» **What to work on**: Among the entries below, find all lines that include "tipo" and copy them.
▬▬▬▬▬▬▬▬▬▬
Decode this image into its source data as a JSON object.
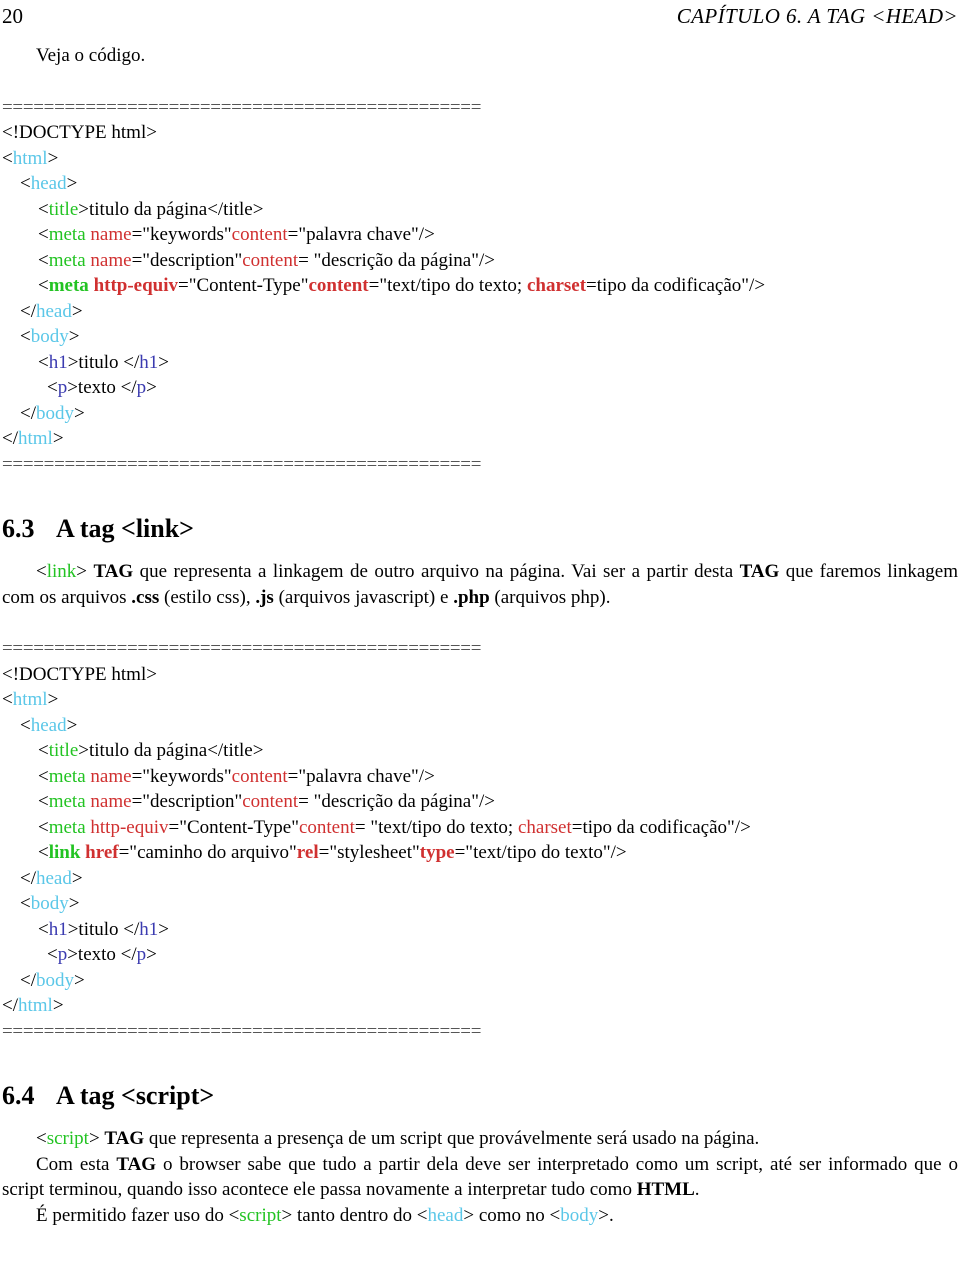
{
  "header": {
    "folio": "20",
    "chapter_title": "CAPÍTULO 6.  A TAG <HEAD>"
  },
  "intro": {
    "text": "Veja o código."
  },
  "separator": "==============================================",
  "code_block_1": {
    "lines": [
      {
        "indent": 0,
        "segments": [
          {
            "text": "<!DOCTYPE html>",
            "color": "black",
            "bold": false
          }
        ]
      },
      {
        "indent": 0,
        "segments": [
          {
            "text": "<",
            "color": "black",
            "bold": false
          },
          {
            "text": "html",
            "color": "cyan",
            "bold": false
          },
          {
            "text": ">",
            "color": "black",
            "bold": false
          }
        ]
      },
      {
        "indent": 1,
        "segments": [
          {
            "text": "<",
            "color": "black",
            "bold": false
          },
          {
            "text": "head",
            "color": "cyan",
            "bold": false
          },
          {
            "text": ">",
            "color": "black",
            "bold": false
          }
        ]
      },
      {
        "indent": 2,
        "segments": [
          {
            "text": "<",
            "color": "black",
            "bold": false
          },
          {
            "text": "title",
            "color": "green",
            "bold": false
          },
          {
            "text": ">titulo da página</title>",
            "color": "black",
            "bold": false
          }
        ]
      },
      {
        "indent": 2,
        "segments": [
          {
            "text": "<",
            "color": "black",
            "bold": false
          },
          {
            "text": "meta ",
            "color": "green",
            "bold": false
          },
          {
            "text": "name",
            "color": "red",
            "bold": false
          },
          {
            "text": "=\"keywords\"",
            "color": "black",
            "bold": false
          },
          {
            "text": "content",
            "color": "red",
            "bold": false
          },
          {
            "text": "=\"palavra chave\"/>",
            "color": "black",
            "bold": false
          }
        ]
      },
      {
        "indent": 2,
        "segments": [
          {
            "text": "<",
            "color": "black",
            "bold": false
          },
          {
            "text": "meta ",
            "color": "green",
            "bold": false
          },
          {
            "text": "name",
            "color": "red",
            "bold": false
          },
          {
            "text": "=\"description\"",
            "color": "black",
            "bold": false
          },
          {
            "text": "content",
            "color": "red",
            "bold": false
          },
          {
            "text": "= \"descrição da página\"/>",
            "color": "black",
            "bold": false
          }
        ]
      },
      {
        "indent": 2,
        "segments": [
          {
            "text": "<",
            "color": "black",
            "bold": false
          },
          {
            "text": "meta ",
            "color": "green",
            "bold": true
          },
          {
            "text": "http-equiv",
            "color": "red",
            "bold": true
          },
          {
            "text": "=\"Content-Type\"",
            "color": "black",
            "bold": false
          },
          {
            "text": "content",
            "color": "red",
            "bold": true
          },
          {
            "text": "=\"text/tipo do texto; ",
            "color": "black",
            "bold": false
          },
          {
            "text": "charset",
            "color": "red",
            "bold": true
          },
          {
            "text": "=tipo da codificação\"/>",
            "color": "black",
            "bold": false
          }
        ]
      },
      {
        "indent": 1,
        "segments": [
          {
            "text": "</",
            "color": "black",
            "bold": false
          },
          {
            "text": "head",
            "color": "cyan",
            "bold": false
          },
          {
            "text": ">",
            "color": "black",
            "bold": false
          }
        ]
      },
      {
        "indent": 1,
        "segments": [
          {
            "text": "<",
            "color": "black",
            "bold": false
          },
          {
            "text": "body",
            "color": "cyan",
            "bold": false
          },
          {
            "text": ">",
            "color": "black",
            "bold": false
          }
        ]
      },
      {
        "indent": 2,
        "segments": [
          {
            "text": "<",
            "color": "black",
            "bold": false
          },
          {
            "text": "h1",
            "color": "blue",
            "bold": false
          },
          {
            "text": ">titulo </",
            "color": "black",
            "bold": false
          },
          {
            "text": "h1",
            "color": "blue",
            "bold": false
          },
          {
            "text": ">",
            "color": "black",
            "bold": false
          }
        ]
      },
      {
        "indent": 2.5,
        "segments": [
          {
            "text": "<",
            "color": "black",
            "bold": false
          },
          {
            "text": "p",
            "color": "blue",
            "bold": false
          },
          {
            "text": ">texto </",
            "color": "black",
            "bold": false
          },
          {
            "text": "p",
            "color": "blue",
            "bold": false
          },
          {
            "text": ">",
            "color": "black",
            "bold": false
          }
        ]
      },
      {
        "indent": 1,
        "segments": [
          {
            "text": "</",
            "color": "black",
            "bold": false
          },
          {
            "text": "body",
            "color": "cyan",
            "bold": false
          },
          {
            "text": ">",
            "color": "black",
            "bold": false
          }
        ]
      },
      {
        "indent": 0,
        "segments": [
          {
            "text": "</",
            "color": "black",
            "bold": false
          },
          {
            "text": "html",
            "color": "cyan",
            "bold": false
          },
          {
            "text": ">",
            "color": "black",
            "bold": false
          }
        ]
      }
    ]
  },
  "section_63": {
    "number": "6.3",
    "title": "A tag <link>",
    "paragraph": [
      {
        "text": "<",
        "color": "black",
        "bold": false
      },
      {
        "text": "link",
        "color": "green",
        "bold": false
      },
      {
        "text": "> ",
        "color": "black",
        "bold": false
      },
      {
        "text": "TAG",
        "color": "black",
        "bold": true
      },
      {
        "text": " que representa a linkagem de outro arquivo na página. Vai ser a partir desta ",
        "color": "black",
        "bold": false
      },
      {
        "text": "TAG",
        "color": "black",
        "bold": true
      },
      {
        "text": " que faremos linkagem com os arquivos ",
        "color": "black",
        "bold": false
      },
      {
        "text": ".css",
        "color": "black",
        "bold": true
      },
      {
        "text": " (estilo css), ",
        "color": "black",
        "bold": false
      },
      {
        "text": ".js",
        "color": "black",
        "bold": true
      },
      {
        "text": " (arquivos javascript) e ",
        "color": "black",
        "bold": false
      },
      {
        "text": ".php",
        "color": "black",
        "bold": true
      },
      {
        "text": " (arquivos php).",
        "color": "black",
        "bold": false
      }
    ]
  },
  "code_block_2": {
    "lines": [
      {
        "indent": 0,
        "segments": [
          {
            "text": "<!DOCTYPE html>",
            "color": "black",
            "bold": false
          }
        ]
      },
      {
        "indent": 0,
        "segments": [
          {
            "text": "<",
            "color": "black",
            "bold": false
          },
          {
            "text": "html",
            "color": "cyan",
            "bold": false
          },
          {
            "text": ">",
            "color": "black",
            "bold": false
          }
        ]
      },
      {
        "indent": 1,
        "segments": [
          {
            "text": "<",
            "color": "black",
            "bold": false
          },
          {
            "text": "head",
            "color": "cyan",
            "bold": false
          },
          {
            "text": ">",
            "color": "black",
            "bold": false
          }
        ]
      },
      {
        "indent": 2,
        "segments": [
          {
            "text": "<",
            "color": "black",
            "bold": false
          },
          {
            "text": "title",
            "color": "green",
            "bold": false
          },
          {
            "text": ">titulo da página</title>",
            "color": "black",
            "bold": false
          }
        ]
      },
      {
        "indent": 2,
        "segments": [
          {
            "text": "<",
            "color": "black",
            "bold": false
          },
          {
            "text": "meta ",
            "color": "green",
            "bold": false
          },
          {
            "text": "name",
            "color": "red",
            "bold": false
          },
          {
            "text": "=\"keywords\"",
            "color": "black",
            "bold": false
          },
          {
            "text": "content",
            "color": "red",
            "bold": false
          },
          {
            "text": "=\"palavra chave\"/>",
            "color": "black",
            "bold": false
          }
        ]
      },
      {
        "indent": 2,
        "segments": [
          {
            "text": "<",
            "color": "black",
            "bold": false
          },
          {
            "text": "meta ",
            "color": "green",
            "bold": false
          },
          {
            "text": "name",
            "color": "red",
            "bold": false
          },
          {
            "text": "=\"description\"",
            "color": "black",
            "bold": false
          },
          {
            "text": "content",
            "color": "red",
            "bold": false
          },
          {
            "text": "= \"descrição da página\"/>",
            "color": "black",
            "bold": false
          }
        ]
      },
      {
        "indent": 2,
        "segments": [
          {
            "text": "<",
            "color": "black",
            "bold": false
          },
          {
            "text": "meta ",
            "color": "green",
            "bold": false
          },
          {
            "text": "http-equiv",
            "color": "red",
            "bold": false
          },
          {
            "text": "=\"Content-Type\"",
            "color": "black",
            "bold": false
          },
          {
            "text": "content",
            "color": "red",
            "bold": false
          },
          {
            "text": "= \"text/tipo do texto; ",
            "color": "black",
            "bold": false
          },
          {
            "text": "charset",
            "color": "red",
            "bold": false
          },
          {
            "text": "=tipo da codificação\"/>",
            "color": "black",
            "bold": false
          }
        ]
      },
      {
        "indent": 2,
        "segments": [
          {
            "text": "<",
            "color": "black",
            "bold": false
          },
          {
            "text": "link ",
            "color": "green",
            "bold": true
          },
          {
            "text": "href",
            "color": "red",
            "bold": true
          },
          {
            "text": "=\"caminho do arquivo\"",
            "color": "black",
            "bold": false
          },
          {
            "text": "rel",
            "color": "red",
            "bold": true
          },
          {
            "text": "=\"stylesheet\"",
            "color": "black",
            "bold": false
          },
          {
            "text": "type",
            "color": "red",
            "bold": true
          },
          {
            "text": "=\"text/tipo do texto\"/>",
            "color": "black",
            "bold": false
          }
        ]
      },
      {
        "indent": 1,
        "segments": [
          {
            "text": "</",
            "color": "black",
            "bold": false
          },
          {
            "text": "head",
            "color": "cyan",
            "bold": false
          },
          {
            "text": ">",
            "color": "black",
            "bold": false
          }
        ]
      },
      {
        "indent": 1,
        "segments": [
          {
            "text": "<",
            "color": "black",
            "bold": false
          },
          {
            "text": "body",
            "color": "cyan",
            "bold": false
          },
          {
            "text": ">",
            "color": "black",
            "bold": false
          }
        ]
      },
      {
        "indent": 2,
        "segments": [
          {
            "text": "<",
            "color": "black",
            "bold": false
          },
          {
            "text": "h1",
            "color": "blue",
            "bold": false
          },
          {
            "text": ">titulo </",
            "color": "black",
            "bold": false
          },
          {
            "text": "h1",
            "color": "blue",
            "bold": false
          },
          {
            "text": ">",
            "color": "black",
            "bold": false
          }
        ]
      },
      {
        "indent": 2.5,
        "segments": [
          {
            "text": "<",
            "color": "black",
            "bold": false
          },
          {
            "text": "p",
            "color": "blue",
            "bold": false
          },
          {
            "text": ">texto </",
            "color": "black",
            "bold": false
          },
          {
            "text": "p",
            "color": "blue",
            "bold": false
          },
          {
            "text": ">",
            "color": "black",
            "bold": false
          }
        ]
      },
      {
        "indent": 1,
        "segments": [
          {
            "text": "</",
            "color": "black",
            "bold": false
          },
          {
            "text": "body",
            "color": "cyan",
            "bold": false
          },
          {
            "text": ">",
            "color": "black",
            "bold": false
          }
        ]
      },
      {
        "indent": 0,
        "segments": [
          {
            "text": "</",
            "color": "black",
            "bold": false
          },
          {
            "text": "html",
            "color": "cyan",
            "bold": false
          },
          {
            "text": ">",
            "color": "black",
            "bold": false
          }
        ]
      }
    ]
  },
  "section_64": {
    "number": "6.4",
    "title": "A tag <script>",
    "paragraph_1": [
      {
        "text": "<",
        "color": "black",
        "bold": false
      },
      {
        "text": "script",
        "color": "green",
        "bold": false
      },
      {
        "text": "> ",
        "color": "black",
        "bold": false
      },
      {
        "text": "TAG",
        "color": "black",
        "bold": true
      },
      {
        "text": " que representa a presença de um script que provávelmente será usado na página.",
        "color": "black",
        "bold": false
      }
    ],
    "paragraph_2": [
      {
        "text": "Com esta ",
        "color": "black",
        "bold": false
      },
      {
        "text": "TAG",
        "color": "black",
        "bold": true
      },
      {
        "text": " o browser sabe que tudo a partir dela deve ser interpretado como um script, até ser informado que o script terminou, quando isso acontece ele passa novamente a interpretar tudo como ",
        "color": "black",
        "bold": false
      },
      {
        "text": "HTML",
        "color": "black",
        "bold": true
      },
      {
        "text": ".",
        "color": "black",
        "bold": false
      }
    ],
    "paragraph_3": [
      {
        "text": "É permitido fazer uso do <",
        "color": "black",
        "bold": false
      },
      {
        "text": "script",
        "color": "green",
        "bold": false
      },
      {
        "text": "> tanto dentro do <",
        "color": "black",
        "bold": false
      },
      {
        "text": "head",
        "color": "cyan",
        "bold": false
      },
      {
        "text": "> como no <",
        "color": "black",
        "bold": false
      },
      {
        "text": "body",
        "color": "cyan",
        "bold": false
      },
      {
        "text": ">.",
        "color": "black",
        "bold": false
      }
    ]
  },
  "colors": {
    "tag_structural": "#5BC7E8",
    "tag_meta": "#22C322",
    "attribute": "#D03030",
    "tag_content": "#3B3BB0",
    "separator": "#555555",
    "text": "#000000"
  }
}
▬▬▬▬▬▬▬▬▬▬
» **Problem solution**:
            "text": "=\"text/tipo do texto; ",
            "text": "=tipo da codificação\"/>",
            "text": "= \"text/tipo do texto; ",
            "text": "=tipo da codificação\"/>",
            "text": "=\"text/tipo do texto\"/>",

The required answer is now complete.